▶ The task
Read each of the lines below and tally those with "Pred"; the tally is the whole answer.

Data records for software interfaces:

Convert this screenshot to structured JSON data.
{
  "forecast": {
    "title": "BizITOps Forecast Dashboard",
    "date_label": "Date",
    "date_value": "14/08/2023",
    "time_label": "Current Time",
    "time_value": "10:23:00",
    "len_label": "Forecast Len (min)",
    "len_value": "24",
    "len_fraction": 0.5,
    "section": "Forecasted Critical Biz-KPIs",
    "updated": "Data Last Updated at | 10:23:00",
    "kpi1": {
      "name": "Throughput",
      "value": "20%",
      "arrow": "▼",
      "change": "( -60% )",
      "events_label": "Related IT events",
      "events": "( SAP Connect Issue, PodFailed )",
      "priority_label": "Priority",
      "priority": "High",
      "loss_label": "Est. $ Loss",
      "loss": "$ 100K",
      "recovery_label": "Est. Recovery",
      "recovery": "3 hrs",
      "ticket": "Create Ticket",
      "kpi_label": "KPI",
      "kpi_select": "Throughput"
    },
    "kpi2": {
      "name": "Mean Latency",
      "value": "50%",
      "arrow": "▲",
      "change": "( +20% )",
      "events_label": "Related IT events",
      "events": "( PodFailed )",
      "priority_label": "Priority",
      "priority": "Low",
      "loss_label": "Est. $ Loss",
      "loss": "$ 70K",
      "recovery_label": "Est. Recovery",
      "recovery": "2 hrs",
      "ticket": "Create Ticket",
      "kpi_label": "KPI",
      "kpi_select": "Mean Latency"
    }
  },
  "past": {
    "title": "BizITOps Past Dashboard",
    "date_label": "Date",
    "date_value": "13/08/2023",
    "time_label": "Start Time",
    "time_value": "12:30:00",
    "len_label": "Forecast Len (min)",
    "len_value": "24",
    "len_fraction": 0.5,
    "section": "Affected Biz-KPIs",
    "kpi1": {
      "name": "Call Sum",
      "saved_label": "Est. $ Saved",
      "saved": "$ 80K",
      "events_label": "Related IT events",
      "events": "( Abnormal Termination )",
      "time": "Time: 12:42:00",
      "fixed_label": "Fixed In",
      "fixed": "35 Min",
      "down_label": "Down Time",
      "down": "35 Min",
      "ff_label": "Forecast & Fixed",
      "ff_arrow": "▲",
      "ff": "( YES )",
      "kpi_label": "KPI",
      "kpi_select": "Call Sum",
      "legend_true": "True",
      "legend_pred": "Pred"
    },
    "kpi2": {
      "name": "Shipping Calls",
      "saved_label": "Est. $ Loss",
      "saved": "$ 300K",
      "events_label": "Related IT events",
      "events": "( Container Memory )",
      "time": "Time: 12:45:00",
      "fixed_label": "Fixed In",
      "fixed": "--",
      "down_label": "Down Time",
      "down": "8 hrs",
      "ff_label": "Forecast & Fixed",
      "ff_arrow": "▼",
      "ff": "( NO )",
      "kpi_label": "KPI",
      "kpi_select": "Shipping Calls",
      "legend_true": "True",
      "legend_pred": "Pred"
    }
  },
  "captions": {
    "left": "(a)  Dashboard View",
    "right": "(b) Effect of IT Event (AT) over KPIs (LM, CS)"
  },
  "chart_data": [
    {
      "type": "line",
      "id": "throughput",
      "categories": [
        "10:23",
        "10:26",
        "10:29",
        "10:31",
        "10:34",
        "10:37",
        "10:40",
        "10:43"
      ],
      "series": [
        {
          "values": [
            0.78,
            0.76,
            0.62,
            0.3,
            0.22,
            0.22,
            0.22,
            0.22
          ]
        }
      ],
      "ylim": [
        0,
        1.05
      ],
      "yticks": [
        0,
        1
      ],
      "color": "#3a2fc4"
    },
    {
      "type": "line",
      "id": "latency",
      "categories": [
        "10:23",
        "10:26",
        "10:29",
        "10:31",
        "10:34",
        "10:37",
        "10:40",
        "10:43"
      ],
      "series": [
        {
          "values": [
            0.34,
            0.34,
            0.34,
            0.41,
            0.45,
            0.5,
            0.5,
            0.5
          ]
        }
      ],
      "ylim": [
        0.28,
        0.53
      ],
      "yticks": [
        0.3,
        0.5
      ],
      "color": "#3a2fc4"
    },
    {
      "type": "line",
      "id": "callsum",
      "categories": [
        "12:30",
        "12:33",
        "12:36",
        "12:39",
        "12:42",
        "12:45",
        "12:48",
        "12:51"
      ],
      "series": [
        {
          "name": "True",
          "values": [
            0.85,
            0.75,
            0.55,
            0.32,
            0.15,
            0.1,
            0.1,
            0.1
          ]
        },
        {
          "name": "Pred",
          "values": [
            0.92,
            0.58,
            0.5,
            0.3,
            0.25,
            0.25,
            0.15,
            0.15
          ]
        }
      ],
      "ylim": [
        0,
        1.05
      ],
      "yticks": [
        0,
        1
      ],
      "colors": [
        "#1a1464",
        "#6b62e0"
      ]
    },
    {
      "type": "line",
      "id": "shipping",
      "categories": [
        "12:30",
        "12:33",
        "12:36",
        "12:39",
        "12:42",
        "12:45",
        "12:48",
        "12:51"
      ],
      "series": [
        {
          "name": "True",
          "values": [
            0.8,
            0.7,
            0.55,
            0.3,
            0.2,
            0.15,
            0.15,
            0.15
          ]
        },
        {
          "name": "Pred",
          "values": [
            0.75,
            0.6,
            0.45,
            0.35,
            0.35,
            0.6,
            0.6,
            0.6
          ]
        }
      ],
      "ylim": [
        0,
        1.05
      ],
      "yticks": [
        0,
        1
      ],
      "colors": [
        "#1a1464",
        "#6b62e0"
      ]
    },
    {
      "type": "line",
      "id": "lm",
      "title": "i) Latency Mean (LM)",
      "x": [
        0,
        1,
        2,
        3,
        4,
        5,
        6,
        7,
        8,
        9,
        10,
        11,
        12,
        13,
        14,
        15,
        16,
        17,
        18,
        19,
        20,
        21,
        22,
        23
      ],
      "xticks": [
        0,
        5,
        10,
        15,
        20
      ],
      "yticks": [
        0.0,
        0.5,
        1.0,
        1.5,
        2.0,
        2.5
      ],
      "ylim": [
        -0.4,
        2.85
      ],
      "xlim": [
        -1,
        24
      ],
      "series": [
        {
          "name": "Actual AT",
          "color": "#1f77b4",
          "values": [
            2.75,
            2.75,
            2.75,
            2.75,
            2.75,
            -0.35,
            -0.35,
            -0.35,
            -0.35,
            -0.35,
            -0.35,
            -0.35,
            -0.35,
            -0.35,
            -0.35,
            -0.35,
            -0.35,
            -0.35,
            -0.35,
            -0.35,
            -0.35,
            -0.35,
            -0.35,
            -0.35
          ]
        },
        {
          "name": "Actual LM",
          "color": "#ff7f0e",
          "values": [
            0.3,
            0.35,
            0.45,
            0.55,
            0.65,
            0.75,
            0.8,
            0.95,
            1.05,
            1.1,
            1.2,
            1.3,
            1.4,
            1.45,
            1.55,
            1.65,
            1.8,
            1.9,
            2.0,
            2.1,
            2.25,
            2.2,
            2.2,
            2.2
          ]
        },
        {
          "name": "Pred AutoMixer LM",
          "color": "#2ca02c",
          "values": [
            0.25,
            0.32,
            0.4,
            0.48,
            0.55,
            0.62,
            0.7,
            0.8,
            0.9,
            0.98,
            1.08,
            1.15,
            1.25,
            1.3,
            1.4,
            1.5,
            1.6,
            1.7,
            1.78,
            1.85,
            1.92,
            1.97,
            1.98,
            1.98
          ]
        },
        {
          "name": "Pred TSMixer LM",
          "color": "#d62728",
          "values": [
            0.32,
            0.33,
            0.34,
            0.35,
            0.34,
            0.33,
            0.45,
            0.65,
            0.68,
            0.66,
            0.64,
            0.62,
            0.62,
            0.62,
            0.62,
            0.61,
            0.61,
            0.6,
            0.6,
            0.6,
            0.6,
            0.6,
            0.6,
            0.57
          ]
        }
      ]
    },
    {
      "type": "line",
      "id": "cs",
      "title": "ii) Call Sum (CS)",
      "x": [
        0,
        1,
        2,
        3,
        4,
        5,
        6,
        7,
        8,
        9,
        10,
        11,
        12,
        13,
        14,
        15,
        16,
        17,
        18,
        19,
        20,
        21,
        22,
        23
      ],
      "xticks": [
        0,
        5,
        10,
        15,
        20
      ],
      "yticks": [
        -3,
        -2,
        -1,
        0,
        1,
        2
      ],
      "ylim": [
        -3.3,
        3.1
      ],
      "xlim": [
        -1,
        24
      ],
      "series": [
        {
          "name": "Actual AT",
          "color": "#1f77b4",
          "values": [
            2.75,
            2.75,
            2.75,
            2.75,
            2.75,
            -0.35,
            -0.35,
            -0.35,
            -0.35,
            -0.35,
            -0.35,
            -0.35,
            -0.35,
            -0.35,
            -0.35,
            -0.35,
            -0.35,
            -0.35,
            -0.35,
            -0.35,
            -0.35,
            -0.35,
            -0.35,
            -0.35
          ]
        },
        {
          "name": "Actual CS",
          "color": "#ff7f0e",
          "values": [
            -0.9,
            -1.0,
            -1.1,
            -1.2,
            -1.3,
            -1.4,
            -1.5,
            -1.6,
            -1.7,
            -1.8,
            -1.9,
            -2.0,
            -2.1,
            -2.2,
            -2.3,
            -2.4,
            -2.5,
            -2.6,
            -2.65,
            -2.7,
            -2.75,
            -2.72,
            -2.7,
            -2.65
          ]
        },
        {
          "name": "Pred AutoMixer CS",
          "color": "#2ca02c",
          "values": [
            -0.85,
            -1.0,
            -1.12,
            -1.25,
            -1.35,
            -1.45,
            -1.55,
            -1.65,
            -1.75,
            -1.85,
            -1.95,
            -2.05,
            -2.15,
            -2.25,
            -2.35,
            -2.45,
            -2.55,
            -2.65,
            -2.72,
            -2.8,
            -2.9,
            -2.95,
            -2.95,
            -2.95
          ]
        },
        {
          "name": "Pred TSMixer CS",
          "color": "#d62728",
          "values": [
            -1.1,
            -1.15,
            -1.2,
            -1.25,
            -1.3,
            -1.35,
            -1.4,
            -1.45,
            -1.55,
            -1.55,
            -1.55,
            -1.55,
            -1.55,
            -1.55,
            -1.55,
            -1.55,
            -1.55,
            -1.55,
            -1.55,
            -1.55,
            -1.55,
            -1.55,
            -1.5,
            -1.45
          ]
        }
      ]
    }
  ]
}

▶ Exercise result
8